More time should be spent in communicating roles, responsibilities and KPI’s so that an employee is given direction and does not need to be micromanaged. Meetings should be held for absolutely important reasons with a fixed agenda and with a limited amount of people.
An excerpt from
Recently, my colleagues and I heard a story about a U.S. undersecretary of defense who was managing procurement. She came to her first meeting with contractors and saw some 60 people in the room. So she said, “Let’s first create a big circle. We’ll go around the room, and everyone can say who they are and why they’re here.” Participants rolled their eyes  — did they really have to do something this gimmicky? —
After the first two had identified themselves, the undersecretary said, “Thanks for your interest, but we won’t need you here. You can excuse yourself.” Others met a similar fate. By the time she got to the 10th person in the circle, people all over the room were getting up to leave, knowing they had no real reason to be there. Eventually the group got down to around 12 members — and the human capital productivity of that meeting rose about fivefold.


Thursday, February 12, 2015

Onboarding New Employees: Maximizing Success

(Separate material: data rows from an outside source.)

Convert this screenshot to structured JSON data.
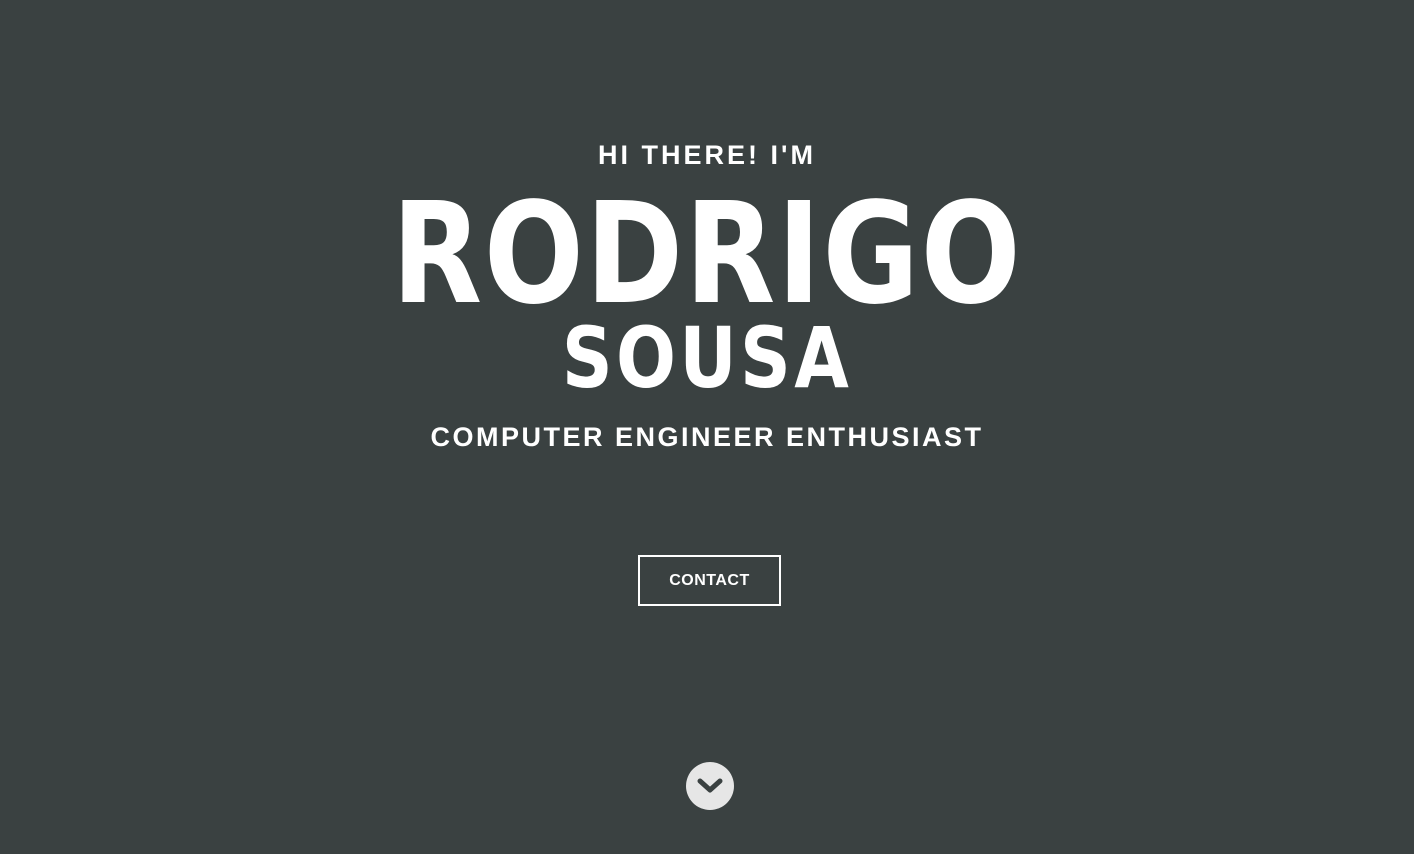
{
  "hero": {
    "greeting": "HI THERE! I'M",
    "first_name": "RODRIGO",
    "last_name": "SOUSA",
    "subtitle": "COMPUTER ENGINEER ENTHUSIAST",
    "contact_label": "CONTACT",
    "scroll_icon": "chevron-down-icon"
  },
  "colors": {
    "background": "#3a4141",
    "text": "#ffffff",
    "scroll_button": "#e6e6e6",
    "scroll_chevron": "#3a4141"
  }
}
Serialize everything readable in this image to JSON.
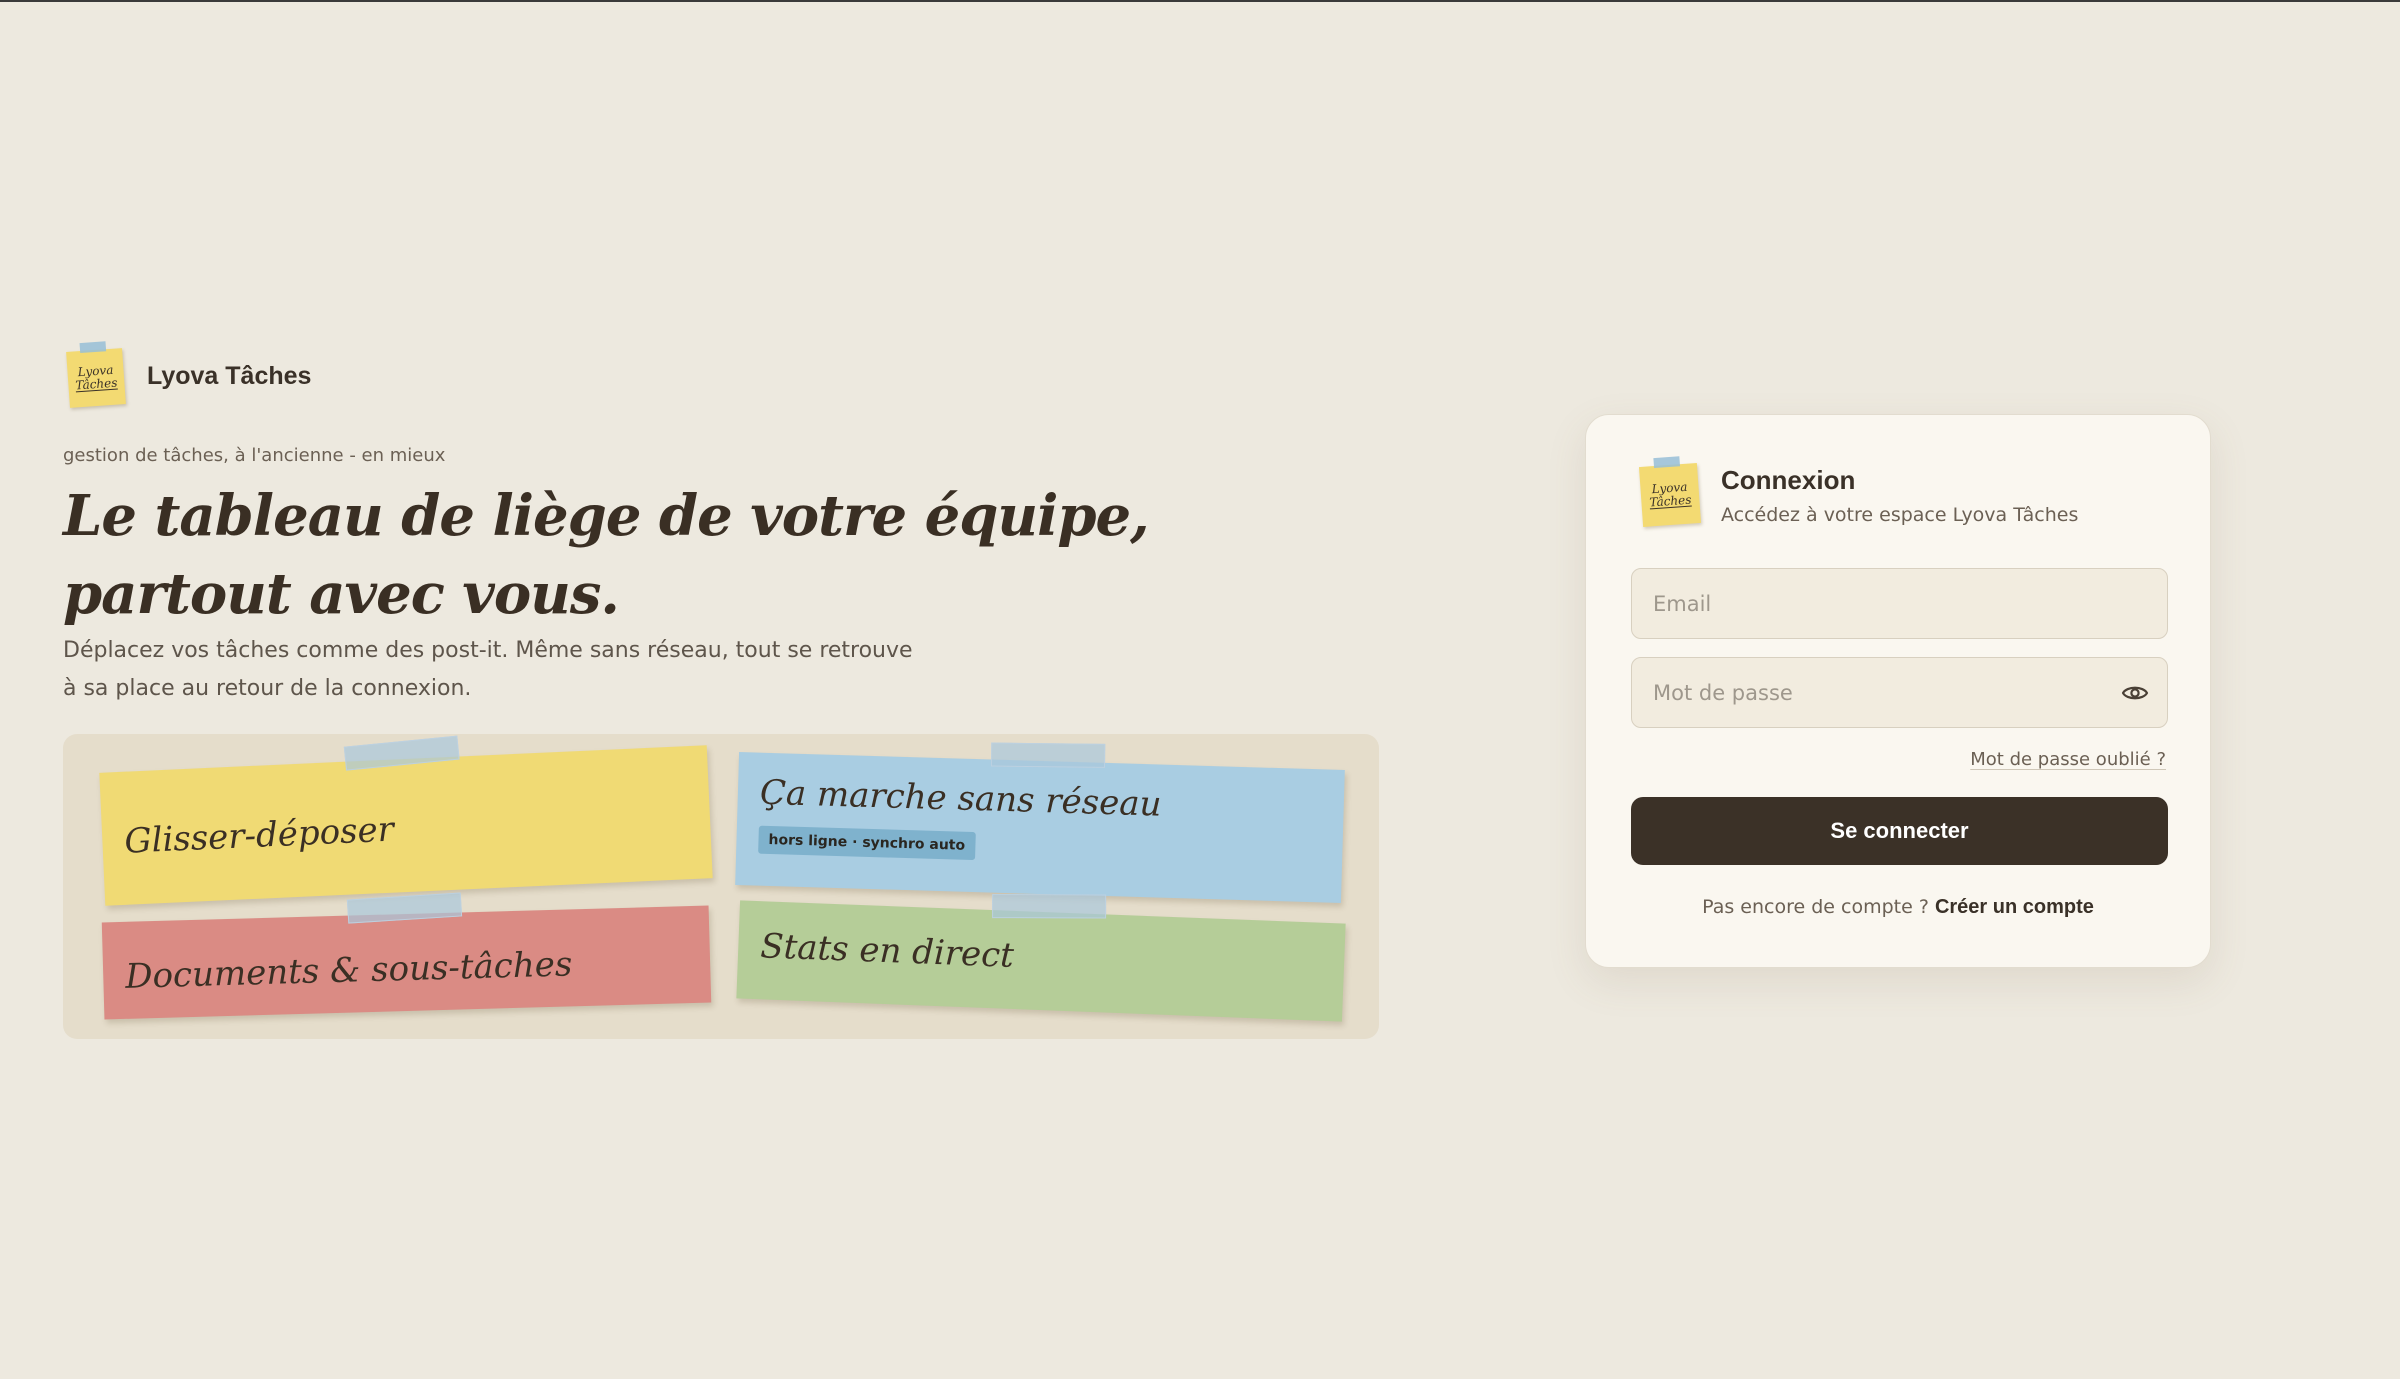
{
  "brand": {
    "name": "Lyova Tâches",
    "logo_line1": "Lyova",
    "logo_line2": "Tâches"
  },
  "hero": {
    "tagline": "gestion de tâches, à l'ancienne - en mieux",
    "headline": "Le tableau de liège de votre équipe, partout avec vous.",
    "lede": "Déplacez vos tâches comme des post-it. Même sans réseau, tout se retrouve à sa place au retour de la connexion."
  },
  "features": [
    {
      "label": "Glisser-déposer",
      "color": "#f0da74"
    },
    {
      "label": "Ça marche sans réseau",
      "badge": "hors ligne · synchro auto",
      "color": "#a9cde2"
    },
    {
      "label": "Documents & sous-tâches",
      "color": "#da8b84"
    },
    {
      "label": "Stats en direct",
      "color": "#b5cd98"
    }
  ],
  "login": {
    "title": "Connexion",
    "subtitle": "Accédez à votre espace Lyova Tâches",
    "email_placeholder": "Email",
    "password_placeholder": "Mot de passe",
    "forgot_label": "Mot de passe oublié ?",
    "submit_label": "Se connecter",
    "signup_prompt": "Pas encore de compte ?",
    "signup_link": "Créer un compte",
    "password_toggle_icon": "eye-icon"
  },
  "colors": {
    "background": "#ede9df",
    "card": "#faf7f0",
    "primary_button": "#3b3127",
    "text": "#3a3128"
  }
}
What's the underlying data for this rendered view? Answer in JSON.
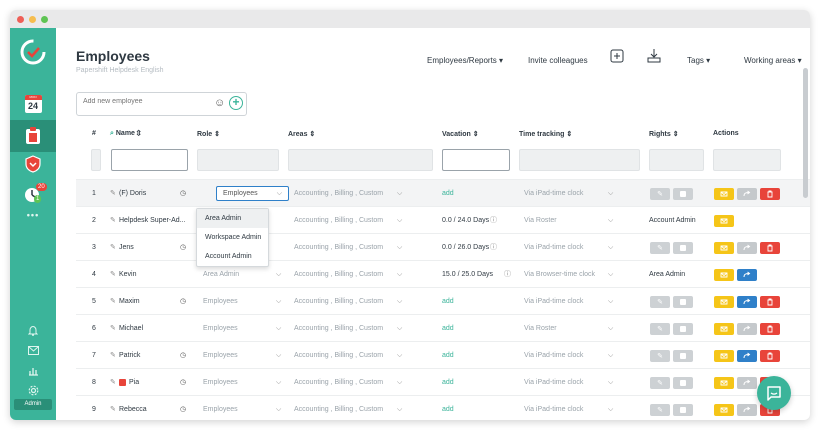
{
  "window": {
    "traffic_lights": [
      "#ee5f57",
      "#f5bd4f",
      "#5fc454"
    ]
  },
  "sidebar": {
    "calendar_month": "MON",
    "calendar_day": "24",
    "timer_badge_top": "20",
    "timer_badge_bottom": "1",
    "more_label": "•••",
    "admin_label": "Admin"
  },
  "header": {
    "title": "Employees",
    "subtitle": "Papershift Helpdesk English",
    "nav": {
      "employees_reports": "Employees/Reports",
      "invite": "Invite colleagues",
      "tags": "Tags",
      "working_areas": "Working areas"
    }
  },
  "add_employee": {
    "placeholder": "Add new employee"
  },
  "table": {
    "headers": {
      "index": "#",
      "name": "Name",
      "role": "Role",
      "areas": "Areas",
      "vacation": "Vacation",
      "time_tracking": "Time tracking",
      "rights": "Rights",
      "actions": "Actions"
    },
    "rows": [
      {
        "idx": "1",
        "name": "(F) Doris",
        "role": "Employees",
        "areas": "Accounting , Billing , Custom",
        "vacation": "add",
        "tracking": "Via iPad-time clock",
        "rights": ""
      },
      {
        "idx": "2",
        "name": "Helpdesk Super-Ad...",
        "role": "",
        "areas": "Accounting , Billing , Custom",
        "vacation": "0.0 / 24.0 Days",
        "tracking": "Via Roster",
        "rights": "Account Admin"
      },
      {
        "idx": "3",
        "name": "Jens",
        "role": "",
        "areas": "Accounting , Billing , Custom",
        "vacation": "0.0 / 26.0 Days",
        "tracking": "Via iPad-time clock",
        "rights": ""
      },
      {
        "idx": "4",
        "name": "Kevin",
        "role": "Area Admin",
        "areas": "Accounting , Billing , Custom",
        "vacation": "15.0 / 25.0 Days",
        "tracking": "Via Browser-time clock",
        "rights": "Area Admin"
      },
      {
        "idx": "5",
        "name": "Maxim",
        "role": "Employees",
        "areas": "Accounting , Billing , Custom",
        "vacation": "add",
        "tracking": "Via iPad-time clock",
        "rights": ""
      },
      {
        "idx": "6",
        "name": "Michael",
        "role": "Employees",
        "areas": "Accounting , Billing , Custom",
        "vacation": "add",
        "tracking": "Via Roster",
        "rights": ""
      },
      {
        "idx": "7",
        "name": "Patrick",
        "role": "Employees",
        "areas": "Accounting , Billing , Custom",
        "vacation": "add",
        "tracking": "Via iPad-time clock",
        "rights": ""
      },
      {
        "idx": "8",
        "name": "Pia",
        "role": "Employees",
        "areas": "Accounting , Billing , Custom",
        "vacation": "add",
        "tracking": "Via iPad-time clock",
        "rights": ""
      },
      {
        "idx": "9",
        "name": "Rebecca",
        "role": "Employees",
        "areas": "Accounting , Billing , Custom",
        "vacation": "add",
        "tracking": "Via iPad-time clock",
        "rights": ""
      }
    ]
  },
  "role_dropdown": {
    "options": [
      "Area Admin",
      "Workspace Admin",
      "Account Admin"
    ]
  },
  "colors": {
    "brand": "#3bb49a",
    "action_yellow": "#f5c518",
    "action_blue": "#2f80c9",
    "action_red": "#e8443a",
    "action_grey": "#c5c9cc"
  }
}
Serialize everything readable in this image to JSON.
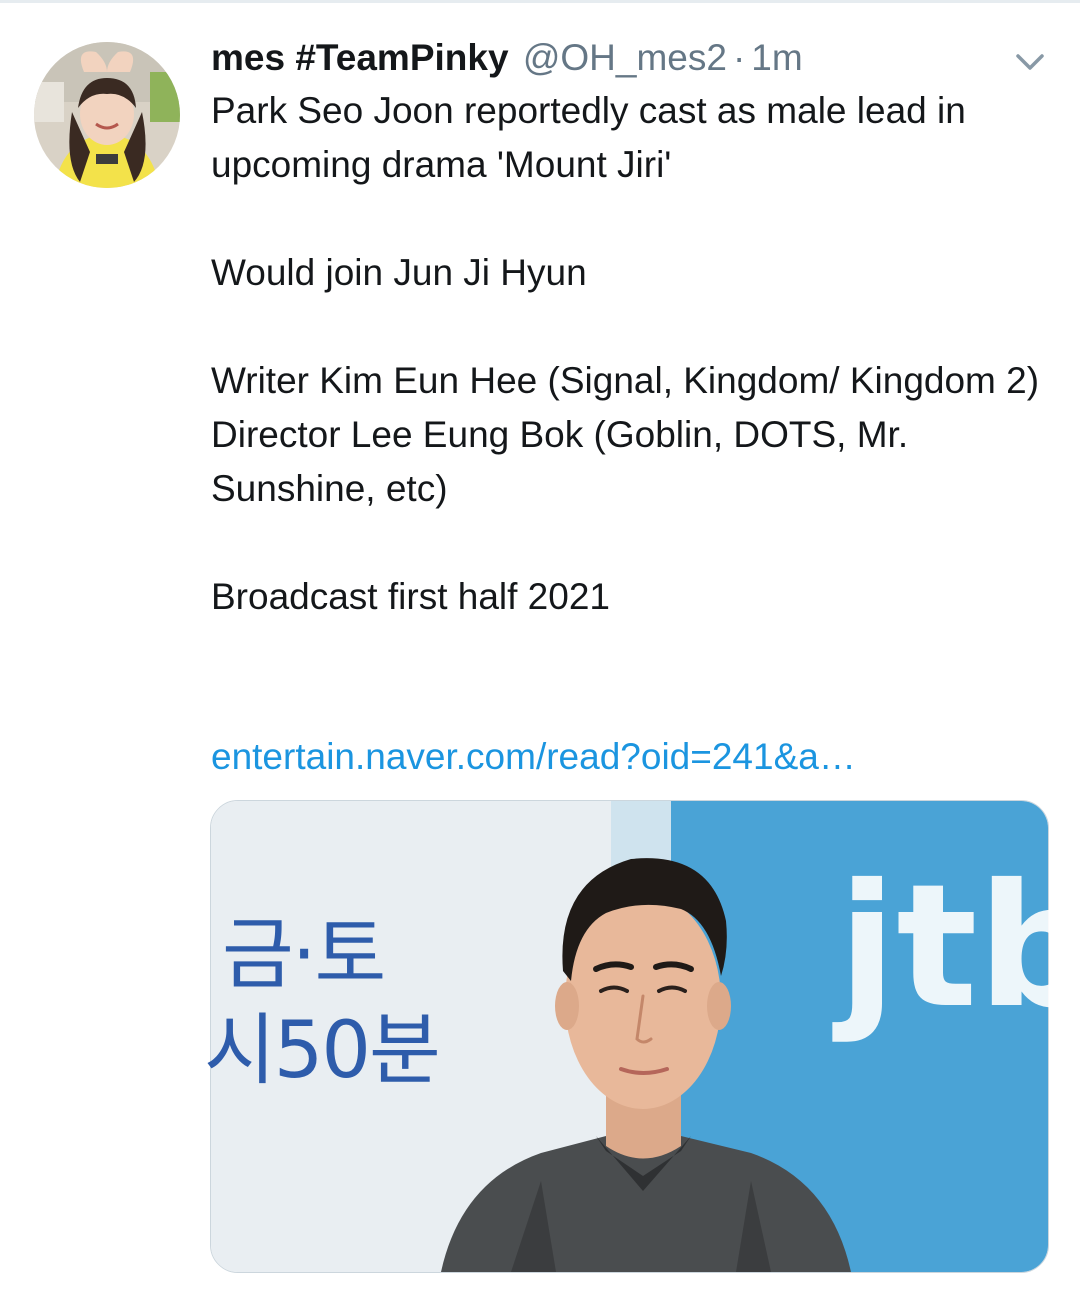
{
  "tweet": {
    "display_name": "mes #TeamPinky",
    "handle": "@OH_mes2",
    "separator": "·",
    "time": "1m",
    "text_lines": [
      "Park Seo Joon reportedly cast as male lead in upcoming drama 'Mount Jiri'",
      "Would join Jun Ji Hyun",
      "Writer Kim Eun Hee (Signal, Kingdom/ Kingdom 2)",
      "Director Lee Eung Bok (Goblin, DOTS, Mr. Sunshine, etc)",
      "Broadcast first half 2021"
    ],
    "link_text": "entertain.naver.com/read?oid=241&a…"
  },
  "card_image": {
    "backdrop_text_line1": "금·토",
    "backdrop_text_line2": "시50분",
    "backdrop_logo": "jtb"
  },
  "icons": {
    "caret": "chevron-down-icon"
  },
  "colors": {
    "text": "#14171a",
    "secondary": "#657786",
    "link": "#1b95e0",
    "card_border": "#ccd6dd",
    "backdrop_blue": "#4aa3d6"
  }
}
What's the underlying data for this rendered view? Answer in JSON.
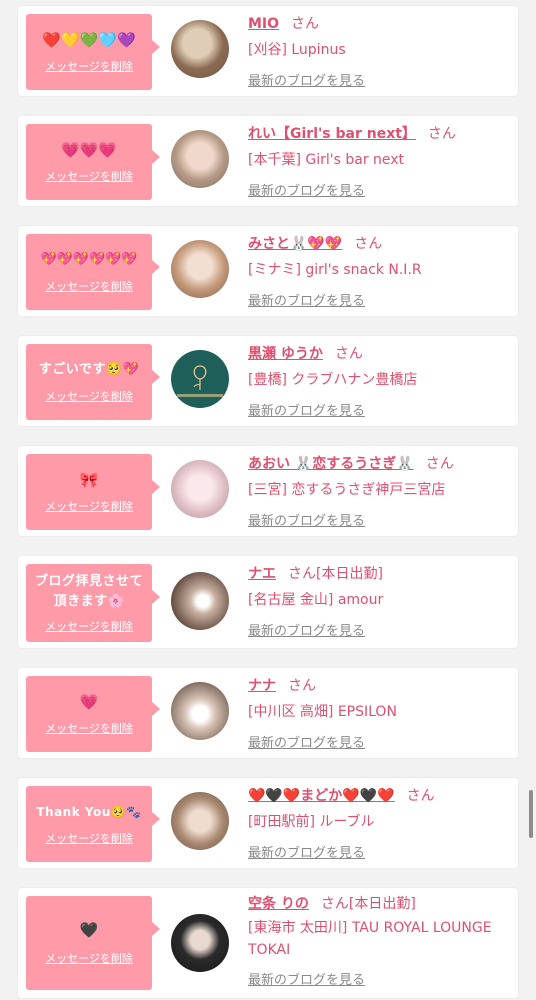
{
  "entries": [
    {
      "message": "❤️💛💚🩵💜",
      "delete_label": "メッセージを削除",
      "name": "MIO",
      "honorific": "さん",
      "status": "",
      "shop": "[刈谷] Lupinus",
      "blog_link": "最新のブログを見る"
    },
    {
      "message": "💗💗💗",
      "delete_label": "メッセージを削除",
      "name": "れい【Girl's bar next】",
      "honorific": "さん",
      "status": "",
      "shop": "[本千葉] Girl's bar next",
      "blog_link": "最新のブログを見る"
    },
    {
      "message": "💖💖💖💖💖💖",
      "delete_label": "メッセージを削除",
      "name": "みさと🐰💖💖",
      "honorific": "さん",
      "status": "",
      "shop": "[ミナミ] girl's snack N.I.R",
      "blog_link": "最新のブログを見る"
    },
    {
      "message": "すごいです🥺💖",
      "delete_label": "メッセージを削除",
      "name": "黒瀬 ゆうか",
      "honorific": "さん",
      "status": "",
      "shop": "[豊橋] クラブハナン豊橋店",
      "blog_link": "最新のブログを見る"
    },
    {
      "message": "🎀",
      "delete_label": "メッセージを削除",
      "name": "あおい 🐰恋するうさぎ🐰",
      "honorific": "さん",
      "status": "",
      "shop": "[三宮] 恋するうさぎ神戸三宮店",
      "blog_link": "最新のブログを見る"
    },
    {
      "message": "ブログ拝見させて頂きます🌸",
      "delete_label": "メッセージを削除",
      "name": "ナエ",
      "honorific": "さん",
      "status": "[本日出勤]",
      "shop": "[名古屋 金山] amour",
      "blog_link": "最新のブログを見る"
    },
    {
      "message": "💗",
      "delete_label": "メッセージを削除",
      "name": "ナナ",
      "honorific": "さん",
      "status": "",
      "shop": "[中川区 高畑] EPSILON",
      "blog_link": "最新のブログを見る"
    },
    {
      "message": "Thank You🥺🐾",
      "delete_label": "メッセージを削除",
      "name": "❤️🖤❤️まどか❤️🖤❤️",
      "honorific": "さん",
      "status": "",
      "shop": "[町田駅前] ルーブル",
      "blog_link": "最新のブログを見る"
    },
    {
      "message": "🖤",
      "delete_label": "メッセージを削除",
      "name": "空条 りの",
      "honorific": "さん",
      "status": "[本日出勤]",
      "shop": "[東海市 太田川] TAU ROYAL LOUNGE TOKAI",
      "blog_link": "最新のブログを見る"
    }
  ],
  "colors": {
    "bubble": "#ff9aa9",
    "accent": "#e0506e",
    "muted": "#8a8a8a",
    "background": "#f2f2f2"
  },
  "avatar_icons": [
    "profile-photo",
    "profile-photo",
    "profile-photo",
    "shop-logo-photo",
    "profile-photo",
    "profile-photo",
    "profile-photo",
    "profile-photo",
    "profile-photo"
  ]
}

The first day at a new job is very similar to your first day at school. The emotions, the uncertainty and mostly the stress. Each employee will handle these extreme emotions depending on their personality type; some will adjust fasters than others, while others might just take longer. There are many factors involved in the duration of acceptability, the most important one being past experiences, especially your last employment. If it was a positive experience, you carry forward the positivity, if it’s the opposite then the negativity sticks for longer period of time creating issues and may destabilize a candidate for a longer. A total of 25% of the entire working population undergoes career transitions each year.[i]
HR departments in Pakistan have yet to evolve into the function they are expected to perform. The change in the name from “Personnel Department” into the “Human Resource Department” aimed to have a strategic significance. New employee onboarding is an important process of getting employees adjusted to social and performance aspects of their new job. It’s through this that employees learn attitudes, knowledge and skills and the appropriate behavior to function effectively. Some organizations aptly have formal onboarding programs while others take up the “sink In” approach, which is highly risky. A good onboarding program is a major contributor to the overall retention policy. Organizational Best Practices for Onboarding: 
·         Implement basics prior to the first day on the job
·         Introduce a buddy system or mentor program to show the employee around.
·         Introduce the employee to other staff members in person as well as via email.
·         Make the first day on the job special
·         Design and implement formal  and informal orientation programs
·         Create and use written onboarding plans
·         Schedule trainings to familiarize the employee with company best practices and systems.
There is no better way to alienate an employee than ignoring them on their first week on the job. Human Capital is the one contributing factor in the success of the business, it’s not surprising that many companies are outsourcing their HR activities, but if HR delivers on its core functions, it could be a major contributing factor for the organizations strategic and competitive advantage.
[i] Rollag, K., Parise, S., & Cross, R. (2005).  Getting new hires up to speed quickly. MIT Sloan Management Review, 46, 35-41.